The search for effective sleep remedies can be a long, arduous one – especially if you’re heading down the herbal or natural route.
That’s not to say herbal sleep aids aren’t effective – they can be incredibly helpful for helping you get to bed – but there’s going to be some experimentation involved.
It’s also important to note from the start that it’s unlikely a single herb or natural solution will be able to entirely solve your night time issues.
Instead, think of the following eight herb-based remedies as something to be taken as part of a healthier lifestyle, or new sleeping arrangement.
Try each solution around three hours after eating, and in a relaxed environment (no TV, no radio, no blaring lights) before bed, and monitor the results for yourself.
Let’s dive in.
Chamomile has built up a common reputation over the years as being linked with sleep – when you think chamomile, you picture a steaming mug of tea and some cartoon Zs.
There’s some truth to those images – chamomile tea or extract can be great for calming nerves, and relaxing; two of the key players in insomnia’s night time stage play. Chamomile oil can also be used to infuse bath water, which has the added benefit of being an already relaxing, soporific ritual to begin with!
The valerian plant (particularly its root) is often recommended by doctors as an effective remedy for those suffering from insomnia.
Valerian can come in a variety of ways, but the most popular sleeping solution is probably valerian capsules which can be taken four at a time, for adults, around an hour before you head to bed.
As a bonus, valerian manages to create that drowsy feeling needed for a decent sleep, but without any lethargic after effects. However, it does come with a particularly stinky drawback if you decide to use valerian extract/oil/tincture – you’ve been warned!
Lavender is pretty much the poster boy/girl of sleep aid aromatherapy (using plant oils, extracts and scents to encourage psychological results, such as anxiety relief and drowsiness).
Some studies carried out into the effects of lavender and its smelly benefits displayed not only that subjects were more drowsy and susceptible to sleep, but also that their mood improved, resulting in a contented feeling – exactly what you want for a great sleep!
A simple little DIY trick is to create a ‘sleep sachet’: fill a small fabric bag with dried lavender flowers and perhaps some extract/oil, and place it under your pillow at night.
Once looked upon as some majestic cure for all of man’s ails – lemon balm has been used throughout the ages as a solution to problems ranging from breathing difficulties to wild animal bites.
It remains relevant in more modern times by acting as a calming solution to anxiety and depressive symptoms which are often a cause of insomnia.
That said, too much of the balm has been shown to actually enhance feelings of nervousness, so it’s important to get the right amount. The recommended method is to add some dried balm or fresh balm into a mug of tea (2 tbsp of dried or 8-10 of fresh balm), and drink before bed.
Start small and work your way up to the perfect dose for you.
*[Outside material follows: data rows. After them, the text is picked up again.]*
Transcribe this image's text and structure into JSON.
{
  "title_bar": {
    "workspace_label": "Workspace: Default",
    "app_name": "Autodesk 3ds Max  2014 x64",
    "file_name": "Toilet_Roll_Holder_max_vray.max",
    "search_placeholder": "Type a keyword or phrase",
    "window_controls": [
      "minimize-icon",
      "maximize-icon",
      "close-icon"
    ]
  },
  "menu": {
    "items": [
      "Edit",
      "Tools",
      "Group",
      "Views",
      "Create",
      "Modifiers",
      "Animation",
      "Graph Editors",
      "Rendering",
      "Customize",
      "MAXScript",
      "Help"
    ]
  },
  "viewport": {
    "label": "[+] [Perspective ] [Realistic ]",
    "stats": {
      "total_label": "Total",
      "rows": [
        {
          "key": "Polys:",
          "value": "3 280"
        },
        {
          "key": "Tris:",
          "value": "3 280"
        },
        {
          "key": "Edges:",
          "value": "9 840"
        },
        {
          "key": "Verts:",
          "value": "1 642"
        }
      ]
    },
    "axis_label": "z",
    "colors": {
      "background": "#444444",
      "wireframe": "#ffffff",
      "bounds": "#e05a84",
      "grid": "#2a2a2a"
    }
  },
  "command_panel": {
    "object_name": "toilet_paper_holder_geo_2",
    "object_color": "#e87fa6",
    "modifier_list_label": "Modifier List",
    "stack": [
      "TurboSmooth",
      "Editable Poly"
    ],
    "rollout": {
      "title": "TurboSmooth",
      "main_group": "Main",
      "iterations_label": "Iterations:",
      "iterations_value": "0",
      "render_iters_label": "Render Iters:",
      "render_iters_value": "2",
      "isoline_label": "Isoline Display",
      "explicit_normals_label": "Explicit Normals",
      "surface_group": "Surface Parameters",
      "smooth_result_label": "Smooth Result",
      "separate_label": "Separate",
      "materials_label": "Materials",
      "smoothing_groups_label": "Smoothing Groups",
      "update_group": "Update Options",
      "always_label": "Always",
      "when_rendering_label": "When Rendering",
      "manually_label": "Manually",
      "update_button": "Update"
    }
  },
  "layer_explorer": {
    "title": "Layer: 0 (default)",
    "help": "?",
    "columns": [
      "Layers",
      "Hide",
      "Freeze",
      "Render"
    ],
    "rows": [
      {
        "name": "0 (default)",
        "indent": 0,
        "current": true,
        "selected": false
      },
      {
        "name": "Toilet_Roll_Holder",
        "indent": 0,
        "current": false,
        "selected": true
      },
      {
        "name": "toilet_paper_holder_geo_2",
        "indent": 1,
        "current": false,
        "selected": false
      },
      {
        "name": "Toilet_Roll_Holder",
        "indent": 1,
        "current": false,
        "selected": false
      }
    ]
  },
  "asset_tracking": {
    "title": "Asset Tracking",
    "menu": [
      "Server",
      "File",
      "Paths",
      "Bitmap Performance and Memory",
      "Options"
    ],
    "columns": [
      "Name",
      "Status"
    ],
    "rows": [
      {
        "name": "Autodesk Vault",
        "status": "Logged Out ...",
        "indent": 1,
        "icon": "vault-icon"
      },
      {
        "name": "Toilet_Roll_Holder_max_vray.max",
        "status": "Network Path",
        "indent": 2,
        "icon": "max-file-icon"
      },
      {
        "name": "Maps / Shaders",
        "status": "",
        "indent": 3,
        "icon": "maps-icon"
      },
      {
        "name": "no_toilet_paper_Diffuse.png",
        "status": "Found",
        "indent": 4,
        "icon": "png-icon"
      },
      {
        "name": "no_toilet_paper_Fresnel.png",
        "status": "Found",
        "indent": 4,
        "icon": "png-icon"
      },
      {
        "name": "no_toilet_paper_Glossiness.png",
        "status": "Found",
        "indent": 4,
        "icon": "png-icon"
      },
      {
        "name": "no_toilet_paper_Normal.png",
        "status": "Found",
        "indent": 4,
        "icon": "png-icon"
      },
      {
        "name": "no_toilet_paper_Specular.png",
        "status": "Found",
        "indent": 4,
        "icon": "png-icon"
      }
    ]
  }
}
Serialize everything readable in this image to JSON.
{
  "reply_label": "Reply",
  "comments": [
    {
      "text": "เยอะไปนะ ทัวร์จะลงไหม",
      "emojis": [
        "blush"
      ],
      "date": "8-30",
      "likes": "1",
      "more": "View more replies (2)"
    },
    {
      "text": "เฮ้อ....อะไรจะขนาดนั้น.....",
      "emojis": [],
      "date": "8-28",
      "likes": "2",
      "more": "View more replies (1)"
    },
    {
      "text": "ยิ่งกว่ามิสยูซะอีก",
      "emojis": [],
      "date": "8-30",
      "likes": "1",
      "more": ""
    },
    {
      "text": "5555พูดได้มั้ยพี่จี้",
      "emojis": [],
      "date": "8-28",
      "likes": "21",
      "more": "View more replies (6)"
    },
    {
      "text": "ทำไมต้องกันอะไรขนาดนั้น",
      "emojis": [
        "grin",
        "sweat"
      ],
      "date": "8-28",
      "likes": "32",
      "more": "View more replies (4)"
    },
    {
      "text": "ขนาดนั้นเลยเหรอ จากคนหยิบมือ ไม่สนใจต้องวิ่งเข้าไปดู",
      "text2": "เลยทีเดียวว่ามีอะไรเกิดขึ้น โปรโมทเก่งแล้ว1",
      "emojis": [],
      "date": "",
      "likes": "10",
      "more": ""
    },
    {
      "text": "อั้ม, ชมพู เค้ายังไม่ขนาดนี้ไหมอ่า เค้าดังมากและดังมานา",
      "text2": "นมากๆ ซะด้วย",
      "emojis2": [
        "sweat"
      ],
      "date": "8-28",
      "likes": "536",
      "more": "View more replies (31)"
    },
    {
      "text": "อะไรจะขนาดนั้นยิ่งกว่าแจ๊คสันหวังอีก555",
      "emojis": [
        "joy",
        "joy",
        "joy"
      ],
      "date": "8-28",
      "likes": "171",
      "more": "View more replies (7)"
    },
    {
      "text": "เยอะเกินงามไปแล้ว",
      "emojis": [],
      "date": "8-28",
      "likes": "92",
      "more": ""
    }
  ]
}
No doubt the first thing you’re thinking is ‘beer’, and how countless other sleep articles have warned you to avoid alcohol at all costs when it comes to curing insomnia. However, hops themselves can be fantastic for combating restlessness and anxiety and are widely available in a variety of forms.
Much like lavender, hops can be used via a scent sachet, as an additive for tea or even taken straight – around 30 to 120 milligrams is recommended.
This being said, hops contain some natural steroids, so very young children and pregnant women should avoid them in favour of something else.
Passion flower is a popular solution to that feeling of not being able to ‘shut your brain off’ when trying to get to sleep. It can help to increase the brain’s GABA level (which lowers the brain’s activity) so as to calm the mind and encourage a quiet night.
This one can be taken in larger doses, and with frequent use throughout the day if you find the effects aren’t helping right away.
This might seem like a strange one; you’ve probably never fallen asleep into your bowl of salad before.
That said, wild lettuce is a recognized mild sedative which can be taken by anyone, of any age, to help with insomnia. It is also used for calming headaches and joint pain; issues which can play their own part in sleep disruption.
Usually this is ingested through the tincture, with a few (three to four) drops a couple of times a day.
St. John’s Wort
Who is St. John and why is his wort so healing? We honestly don’t know. What we do know is that while it might have a disgusting name, this herb has been used as medicine since ancient Greece and is still popular today as a natural remedy for sleep.
It has benefits ranging from helping with mild insomnia all the way to regulating imbalances in brain chemistry.
That said, this herb can increase sun sensitivity of the skin when taken, so be wary of too much direct sunlight during periods of use.